And from the second section of the book, “Angels Watching Over Me.”
Renea Winchester is a first-place winner of the North Carolina Press Association Award, the recipient of the Wilma Dykeman Award for Essay, and a two-time winner of the Appalachian Writer’s Award. In April 2020 she released her debut novel, Outbound Train, which won numerous prizes and was translated into French and released internationally. I was asked to write a blurb for Outbound Train. Here it is:
Renea Winchester is a natural-born storyteller. She has crafted a debut novel with a strong sense of place and a colorful cast of characters nursing old wounds and fighting for better lives in a small North Carolina town. Outbound Train’s small mill-town setting is reminiscent of An Officer and a Gentleman. While revealing the heroic battles of the human spirit—especially those of Barbara Parker and her daughter Carole Anne—she maintains their dignity. She deftly captures the voices of the people in Bryson City in the 1960s and ’70s.
Renea is currently working on her next novel, The Mountains Remember, a historical novel based on her grandmother’s displacement to form the Great Smoky Mountains National Park. As a descendant of those who were displaced, Renea is passionate about Appalachian Heritage, preserving rare seeds, cultivating endangered plants, and meeting new friends.
“Waiting For Her Angel”
Renea’s essay could have fit in the “All in the Family” section of the book, since it’s about her mother, who struggled with ovarian cancer for over a decade. It’s also one of several end-of-life essays, some of which aren’t specifically about angels. Here are few excerpts to give you a taste of her writing:
The brain has a way of capturing last moments and replacing everything else with the most recent, the “last,” moment. We ay not remember childhood memories, but few can forget our loved’ one’s final moments, for they remain with us until we draw our own final breaths. . . .

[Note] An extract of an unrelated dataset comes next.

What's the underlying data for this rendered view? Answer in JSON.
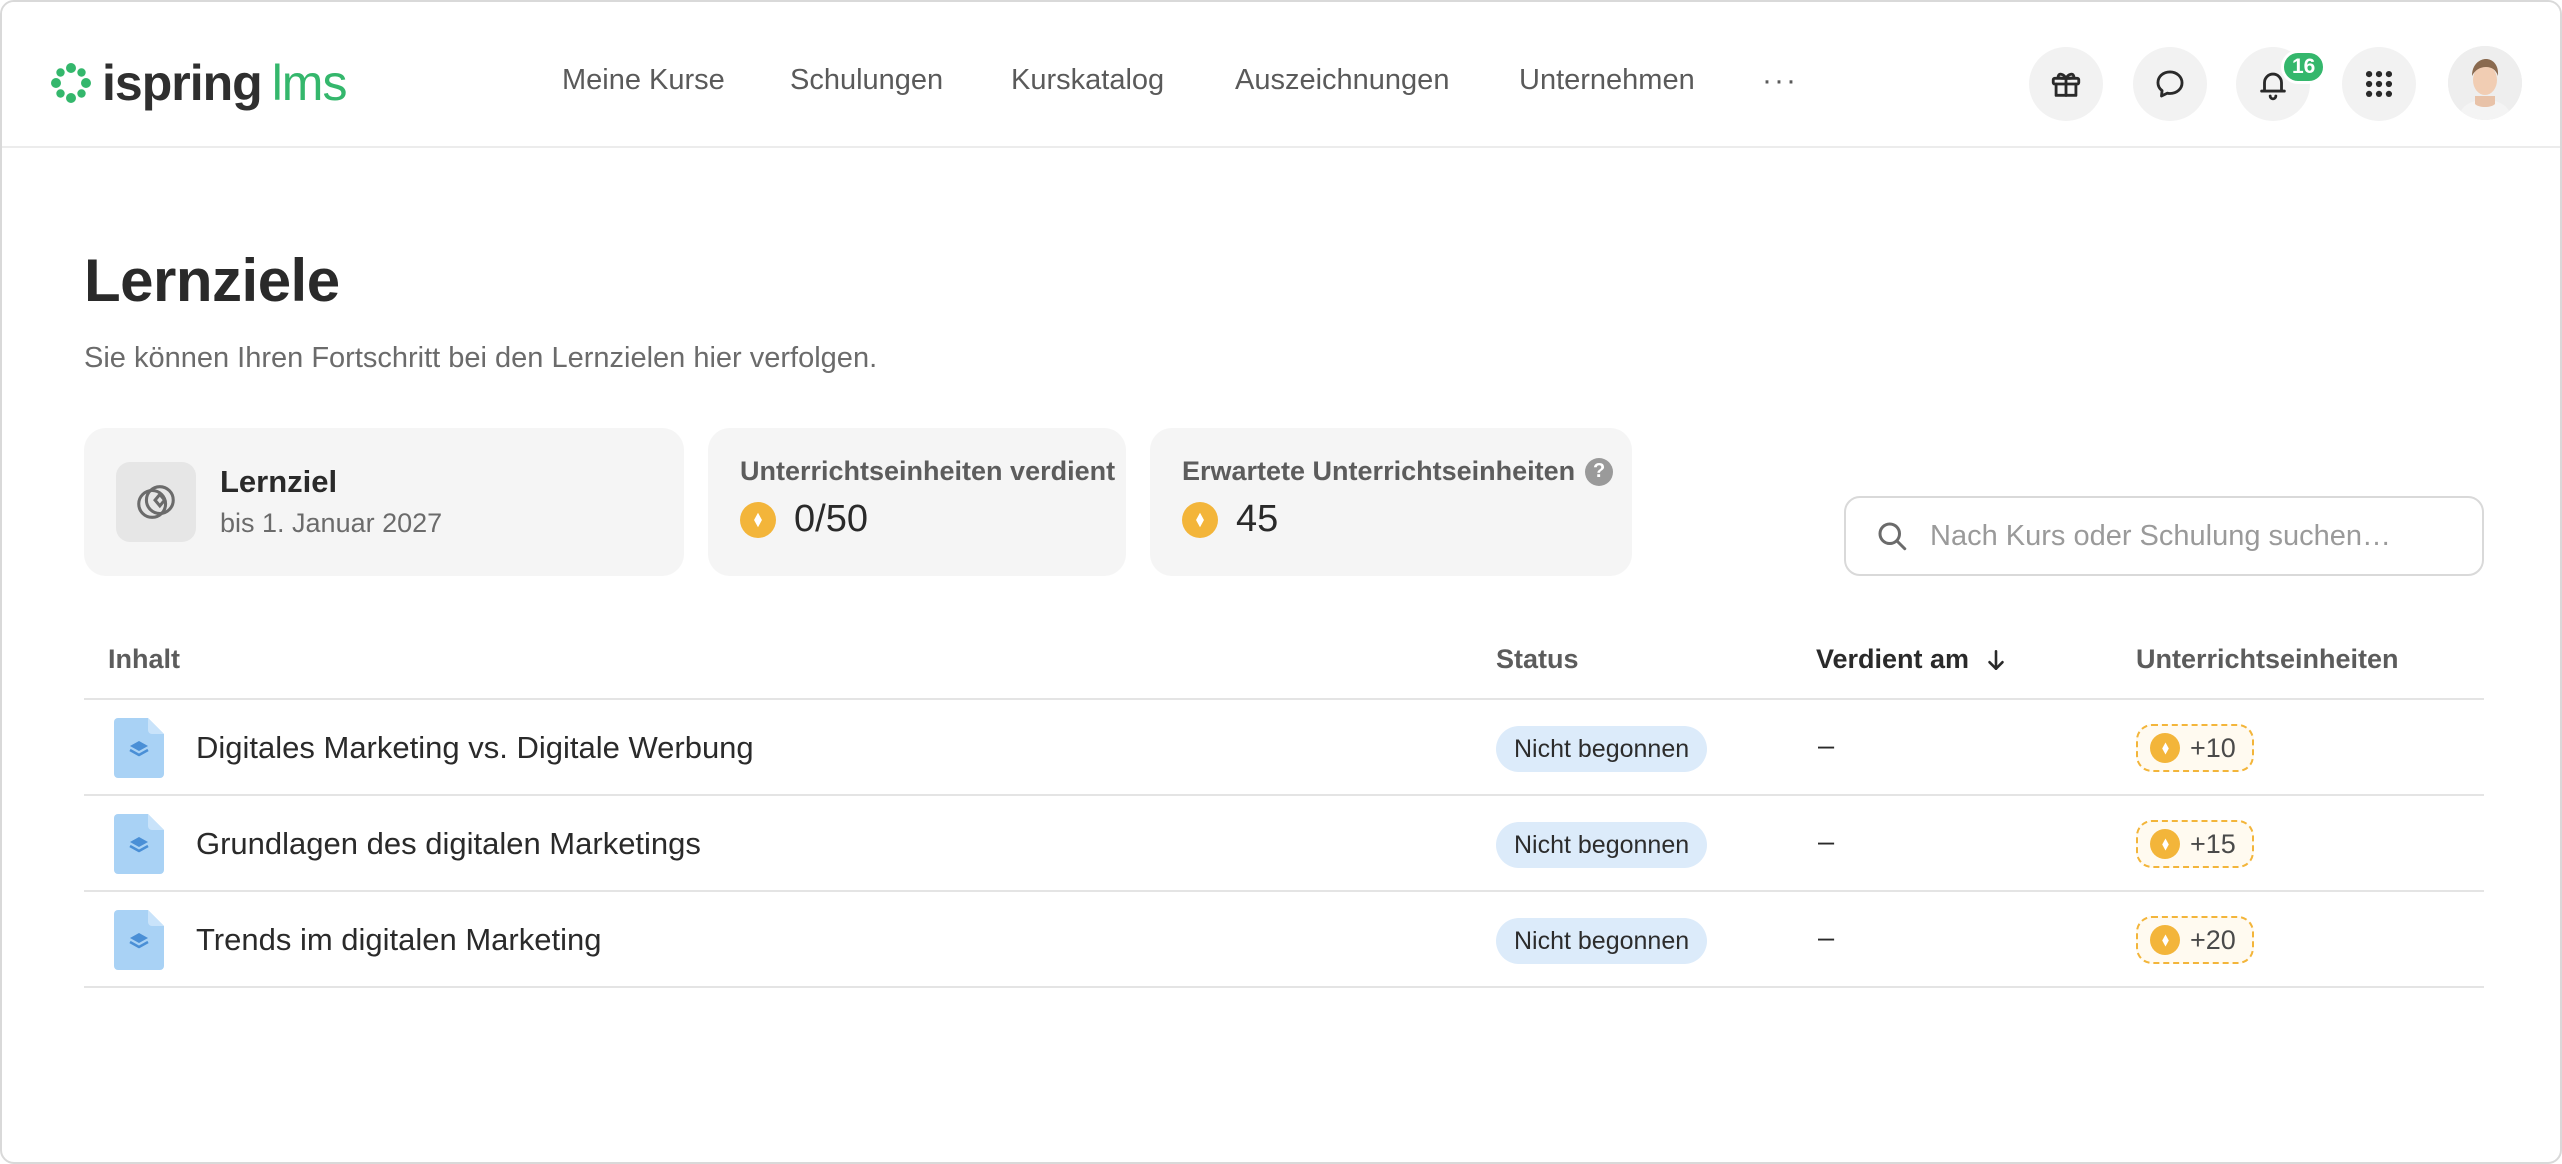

Nurses and hospice volunteers often see this in their patients, the lingering. Patients who hold on until that prodigal child arrives. I like to think of this lingering as one last gift from God. But in mother’s case, my assurances didn’t cause her to relinquish the hold on her earthly body. And so I stood at her bedside, saying again and again, “It’s okay to go Mama. We’ll make it. Go. Go see Jesus. He is waiting for you.”
And a few hours later:
“Your angel is here to get you,” I whispered to Mother. “Just reach out.” The rattle stilled.